Assistant Professor of Political Science:
Rebecca Weitz-Shapiro's research interests include comparative political institutions, political behavior, and the political economy of development, with a particular focus on Latin America.
She is currently completing a book manuscript on clientelism and social policy in Argentine municipalities. Separate projects examine citizen attitudes towards corruption in Brazil and the role of brokers in getting votes in Argentina.
Rebecca Weitz-Shapiro is the Stanley J. Bernstein Assistant Professor of Political Science at Brown University. She received her Ph.D. with distinction from Columbia University in May, 2008. Her research is focused on understanding the conditions under which democratic competition coexists with practices that undermine the quality of political representation and government accountability, with an empirical focus on Latin America. She is currently completing a book on clientelism and social policy in Argentine municipalities. She is also working on collaborative projects that examine citizen attitudes towards corruption in Brazil and the role of brokers in vote-buying in Argentina, respectively. She has published or forthcoming articles in the American Journal of Political Science, Journal of Politics, Comparative Political Studies, Journal of Comparative Politics, the Latin American Research Review, and Latin American Politics and Society.
Professor Weitz-Shapiro's research aims to understand variation in the quality of representation and accountability within new democracies. As many third-wave democracies enter their second or even third decade of existence, concerns about national democratic consolidation have waned. Nonetheless, in a number of these countries, free and fair elections coexist with democracy-distorting practices that raise serious questions about the quality of democracy that citizens experience.

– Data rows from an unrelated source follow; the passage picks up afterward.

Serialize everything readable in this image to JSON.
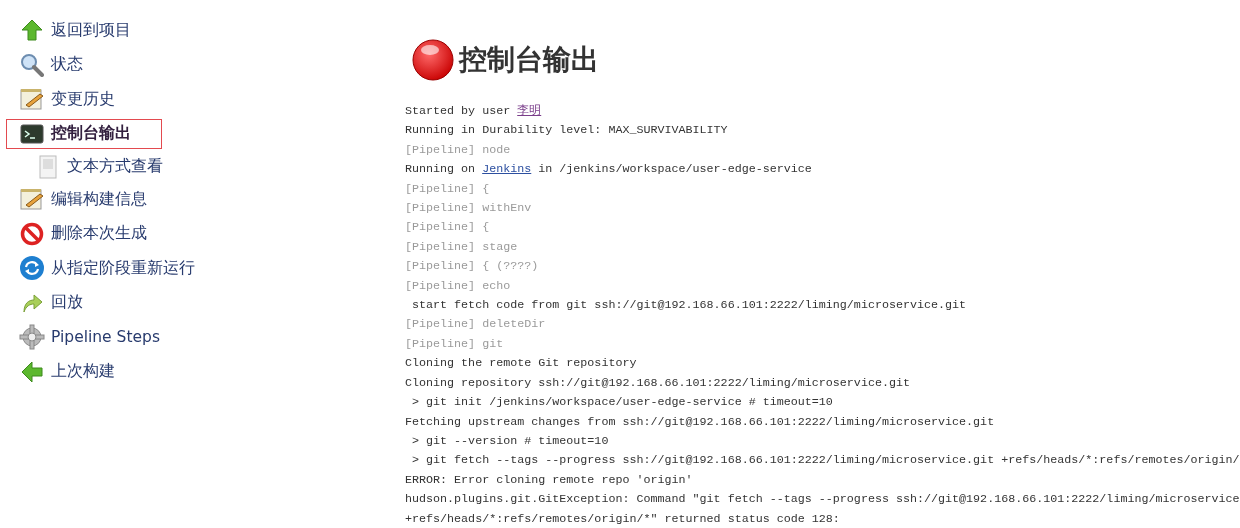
{
  "sidebar": {
    "items": [
      {
        "kind": "back",
        "label": "返回到项目",
        "selected": false,
        "highlighted": false
      },
      {
        "kind": "status",
        "label": "状态",
        "selected": false,
        "highlighted": false
      },
      {
        "kind": "changes",
        "label": "变更历史",
        "selected": false,
        "highlighted": false
      },
      {
        "kind": "console",
        "label": "控制台输出",
        "selected": true,
        "highlighted": true,
        "children": [
          {
            "kind": "text",
            "label": "文本方式查看",
            "selected": false,
            "highlighted": false
          }
        ]
      },
      {
        "kind": "edit",
        "label": "编辑构建信息",
        "selected": false,
        "highlighted": false
      },
      {
        "kind": "delete",
        "label": "删除本次生成",
        "selected": false,
        "highlighted": false
      },
      {
        "kind": "restart",
        "label": "从指定阶段重新运行",
        "selected": false,
        "highlighted": false
      },
      {
        "kind": "replay",
        "label": "回放",
        "selected": false,
        "highlighted": false
      },
      {
        "kind": "steps",
        "label": "Pipeline Steps",
        "selected": false,
        "highlighted": false
      },
      {
        "kind": "previous",
        "label": "上次构建",
        "selected": false,
        "highlighted": false
      }
    ]
  },
  "page": {
    "title": "控制台输出",
    "failed": true
  },
  "console": {
    "lines": [
      {
        "kind": "plain",
        "parts": [
          {
            "kind": "text",
            "text": "Started by user "
          },
          {
            "kind": "link",
            "text": "李明",
            "visited": true
          }
        ]
      },
      {
        "kind": "plain",
        "parts": [
          {
            "kind": "text",
            "text": "Running in Durability level: MAX_SURVIVABILITY"
          }
        ]
      },
      {
        "kind": "pipeline",
        "parts": [
          {
            "kind": "text",
            "text": "[Pipeline] node"
          }
        ]
      },
      {
        "kind": "plain",
        "parts": [
          {
            "kind": "text",
            "text": "Running on "
          },
          {
            "kind": "link",
            "text": "Jenkins",
            "visited": false
          },
          {
            "kind": "text",
            "text": " in /jenkins/workspace/user-edge-service"
          }
        ]
      },
      {
        "kind": "pipeline",
        "parts": [
          {
            "kind": "text",
            "text": "[Pipeline] {"
          }
        ]
      },
      {
        "kind": "pipeline",
        "parts": [
          {
            "kind": "text",
            "text": "[Pipeline] withEnv"
          }
        ]
      },
      {
        "kind": "pipeline",
        "parts": [
          {
            "kind": "text",
            "text": "[Pipeline] {"
          }
        ]
      },
      {
        "kind": "pipeline",
        "parts": [
          {
            "kind": "text",
            "text": "[Pipeline] stage"
          }
        ]
      },
      {
        "kind": "pipeline",
        "parts": [
          {
            "kind": "text",
            "text": "[Pipeline] { (????)"
          }
        ]
      },
      {
        "kind": "pipeline",
        "parts": [
          {
            "kind": "text",
            "text": "[Pipeline] echo"
          }
        ]
      },
      {
        "kind": "plain",
        "parts": [
          {
            "kind": "text",
            "text": " start fetch code from git ssh://git@192.168.66.101:2222/liming/microservice.git"
          }
        ]
      },
      {
        "kind": "pipeline",
        "parts": [
          {
            "kind": "text",
            "text": "[Pipeline] deleteDir"
          }
        ]
      },
      {
        "kind": "pipeline",
        "parts": [
          {
            "kind": "text",
            "text": "[Pipeline] git"
          }
        ]
      },
      {
        "kind": "plain",
        "parts": [
          {
            "kind": "text",
            "text": "Cloning the remote Git repository"
          }
        ]
      },
      {
        "kind": "plain",
        "parts": [
          {
            "kind": "text",
            "text": "Cloning repository ssh://git@192.168.66.101:2222/liming/microservice.git"
          }
        ]
      },
      {
        "kind": "plain",
        "parts": [
          {
            "kind": "text",
            "text": " > git init /jenkins/workspace/user-edge-service # timeout=10"
          }
        ]
      },
      {
        "kind": "plain",
        "parts": [
          {
            "kind": "text",
            "text": "Fetching upstream changes from ssh://git@192.168.66.101:2222/liming/microservice.git"
          }
        ]
      },
      {
        "kind": "plain",
        "parts": [
          {
            "kind": "text",
            "text": " > git --version # timeout=10"
          }
        ]
      },
      {
        "kind": "plain",
        "parts": [
          {
            "kind": "text",
            "text": " > git fetch --tags --progress ssh://git@192.168.66.101:2222/liming/microservice.git +refs/heads/*:refs/remotes/origin/"
          }
        ]
      },
      {
        "kind": "plain",
        "parts": [
          {
            "kind": "text",
            "text": "ERROR: Error cloning remote repo 'origin'"
          }
        ]
      },
      {
        "kind": "plain",
        "parts": [
          {
            "kind": "text",
            "text": "hudson.plugins.git.GitException: Command \"git fetch --tags --progress ssh://git@192.168.66.101:2222/liming/microservice"
          }
        ]
      },
      {
        "kind": "plain",
        "parts": [
          {
            "kind": "text",
            "text": "+refs/heads/*:refs/remotes/origin/*\" returned status code 128:"
          }
        ]
      }
    ]
  }
}
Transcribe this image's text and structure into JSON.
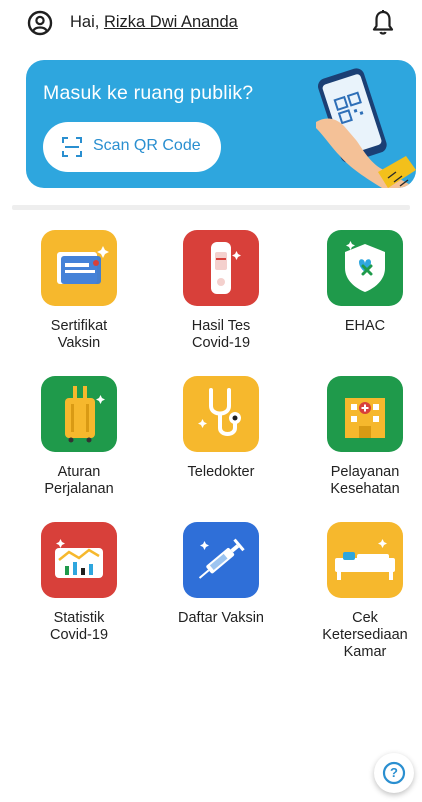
{
  "header": {
    "greeting_prefix": "Hai, ",
    "user_name": "Rizka Dwi Ananda",
    "profile_icon": "account-circle-icon",
    "notification_icon": "bell-icon"
  },
  "banner": {
    "title": "Masuk ke ruang publik?",
    "scan_button_label": "Scan QR Code",
    "background_color": "#2ea6de",
    "scan_icon": "qr-scan-icon"
  },
  "menu": {
    "items": [
      {
        "label": "Sertifikat\nVaksin",
        "icon": "certificate-icon",
        "color": "#f6b82d"
      },
      {
        "label": "Hasil Tes\nCovid-19",
        "icon": "test-kit-icon",
        "color": "#d8403a"
      },
      {
        "label": "EHAC",
        "icon": "shield-icon",
        "color": "#1f9a4b"
      },
      {
        "label": "Aturan\nPerjalanan",
        "icon": "suitcase-icon",
        "color": "#1f9a4b"
      },
      {
        "label": "Teledokter",
        "icon": "stethoscope-icon",
        "color": "#f6b82d"
      },
      {
        "label": "Pelayanan\nKesehatan",
        "icon": "hospital-icon",
        "color": "#1f9a4b"
      },
      {
        "label": "Statistik\nCovid-19",
        "icon": "chart-icon",
        "color": "#d8403a"
      },
      {
        "label": "Daftar Vaksin",
        "icon": "syringe-icon",
        "color": "#2f6fd8"
      },
      {
        "label": "Cek\nKetersediaan\nKamar",
        "icon": "bed-icon",
        "color": "#f6b82d"
      }
    ]
  },
  "help": {
    "icon": "help-icon",
    "glyph": "?"
  }
}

Professor Weitz-Shapiro's completed and ongoing projects seek to understand the conditions under which phenomena that diminish the quality of representation and accountability can survive-or even thrive-in competitive electoral environments.
Weitz-Shapiro's research is particularly attuned to the difficulty of measuring these accountability-diminishing practices, many of which are informal, illegal, or intentionally hidden from public view. In her research, she has collected original data using survey experiments, elite surveys, and in-depth interviews. In addition, much of her work has employed subnational data collection.
Weitz-Shapiro is finishing a book manuscript that focuses on the phenomenon of political clientelism: the individualized exchange of goods and services for political support. The manuscript, "Paths to Accountability within Democracy: Curbing Clientelism in Local Government," asks why, within the same country, state, and even political party, some politicians rely on clientelism while others opt not to. Weitz-Shapiro argues that political competition has mixed consequences for politician incentives to employ clientelism: only when high competition is coupled with low poverty do politicians opt out of clientelism. She supports this hypothesis using results of a survey of policy implementation in over 120 Argentine municipalities, a mass survey experiment, and qualitative interviews.
Another project (joint with Matthew S. Winters, UIUC), currently underway, seeks to understand when and why citizens will punish political corruption. In the first stage of this project, the authors fielded an experiment embedded into a nationally-representative survey in Brazil. Their initial findings show that, contrary to popular opinion that Brazilian voters are tolerant of corruption, Brazilian citizens reject politicians who are described as having engaged in corrupt acts, even when these politicians perform well in other areas. It suggests that the absence of specific, credible, and accessible information on corruption might explain the apparent persistence of the practice among elected politicians in Brazil.
Phd, Columbia University 2008
Sage Prize for Best Paper in Comparative Politics presented at
the 2011 APSA Annual Meeting
Salomon Faculty Research Award, Brown University, 2010
Honorable Mention, Best Fieldwork Award Committee, Comparative
Democratization Section, American Political Science Association Annual Meeting, 2008
Candidate address, PhD Convocation, Graduate School of Arts and Sciences, Columbia University, May 2008
National Science Foundation Dissertation Improvement Grant, August 2006
ISERP Graduate Fellow, Columbia University (2006-2008)
CIBER Doctoral Research Grant (Center for International Business Education and Research, Columbia University), Summer 2006
Institute for Latin American Studies (Columbia University) Tinker Summer Field Research Grant, Summer 2005
National Science Foundation Graduate Research Fellowship, (2003-2006)
Fulbright Fellowship, Argentina, November 2001 - May 2002